Back to Diseases of cucurbits
Angular leaf spot
Clemson University, Bugwood.org
Angular leaf spot is a bacterial disease caused by Pseudomonas syringae pv. lachrymans. Although angular leaf spot can occur on any of the cucurbit crops, cucumber is less commonly affected due to the availability of resistant varieties.
- Leaves develop small, angular, brown or straw-colored spots with a yellow halo.
- Leaf spots dry and drop out, leaving irregularly shaped holes in the leaves.
- Water soaked to tan small circular spots on fruit.
- Bacterial soft rot often develops after fruit spots and rot the entire fruit.
- Sticky drops of whitish liquid form on the underside of the leaf when wet, dry to a crust when dry.
C. Averre, NCSU Bugwood.org
Angular leaf spot thrives in warm humid conditions. The bacteria can infect all cucurbit crops and will infect all above ground parts of the plant including leaves, fruit and vines. When fruit are infected, the bacteria moves deep into the fruit and infects the seed.
The disease can be introduced into a field through contaminated seed. When humidity is high, a drop of clear to white sticky bacterial ooze forms on infections. These bacteria are moved from plant to plant on the hands and tools of workers, by insects, or by splashing water. The pathogen can survive in plant debris for over 2 years.
- Many resistant varieties are available for cucumbers and are the best form of control for this crop.
- Buy clean seed from a reputable source. If saving seed, do not collect seed from infected plants.

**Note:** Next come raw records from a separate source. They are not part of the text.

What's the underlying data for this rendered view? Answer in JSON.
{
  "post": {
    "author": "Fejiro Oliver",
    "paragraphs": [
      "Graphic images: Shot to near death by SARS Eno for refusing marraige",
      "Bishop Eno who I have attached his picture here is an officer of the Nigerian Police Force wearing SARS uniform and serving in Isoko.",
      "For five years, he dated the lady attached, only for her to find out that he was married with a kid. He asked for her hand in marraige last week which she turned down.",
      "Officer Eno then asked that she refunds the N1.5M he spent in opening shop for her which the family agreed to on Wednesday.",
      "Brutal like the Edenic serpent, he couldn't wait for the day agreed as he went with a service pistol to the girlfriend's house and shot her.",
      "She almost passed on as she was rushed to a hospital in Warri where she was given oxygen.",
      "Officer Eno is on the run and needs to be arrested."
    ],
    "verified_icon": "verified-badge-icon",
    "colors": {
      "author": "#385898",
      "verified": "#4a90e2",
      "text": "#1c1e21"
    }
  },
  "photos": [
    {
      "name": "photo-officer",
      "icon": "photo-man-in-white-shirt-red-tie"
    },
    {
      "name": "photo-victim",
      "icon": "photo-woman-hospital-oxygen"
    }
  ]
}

- Rotate vegetables so 2 or more years go by before planting any member of the squash family in the same location.
- Use drip irrigation instead of overhead sprinklers if possible.

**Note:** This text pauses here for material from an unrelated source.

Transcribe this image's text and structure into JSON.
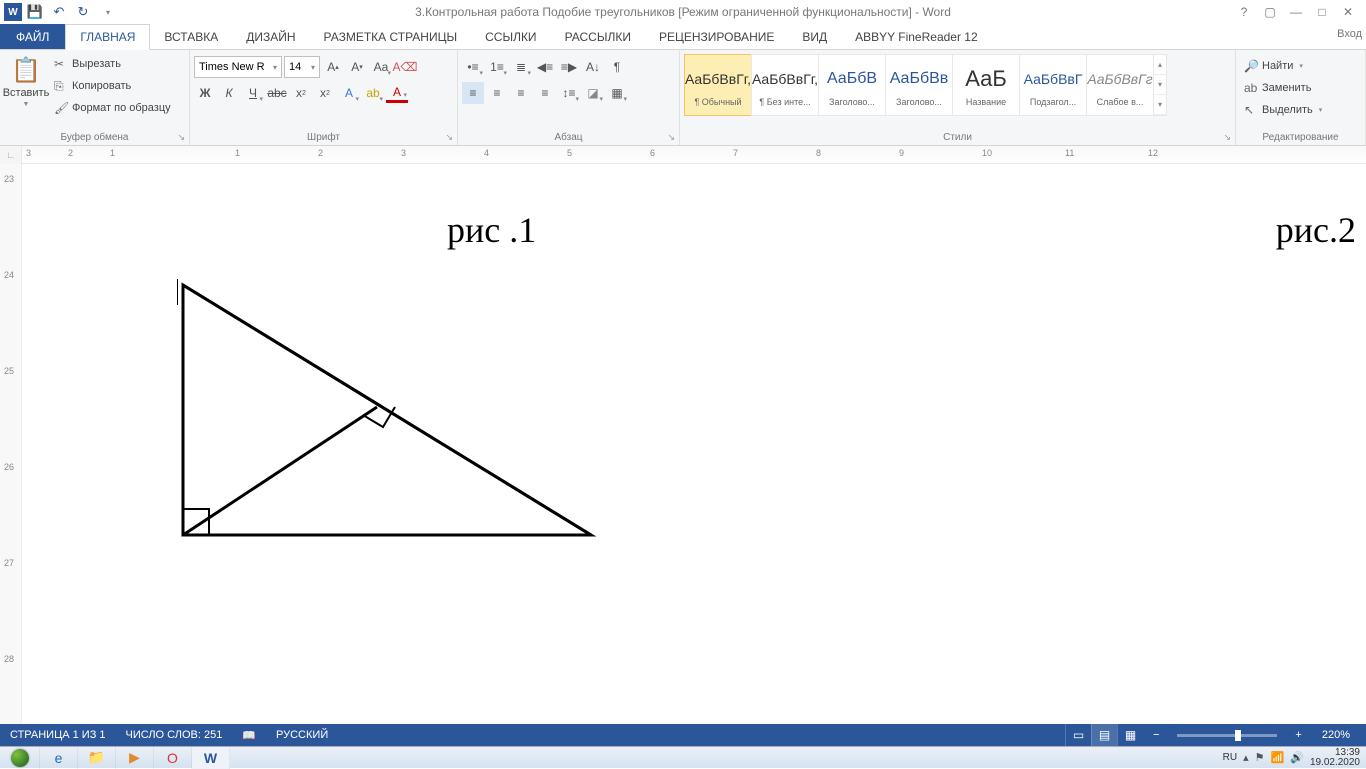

- Do not work in plants when leaves are wet.
- Remove and destroy infected fruit and vines at the end of the season in small gardens.
- In large fields, till in infected plant debris at the end of the season to speed up decomposition.
- Copper can slow the spread of disease if the infection is caught early. Sprays are not effective once disease is severe. Sprays do not need to be continued if dry weather persists beyond 2 weeks.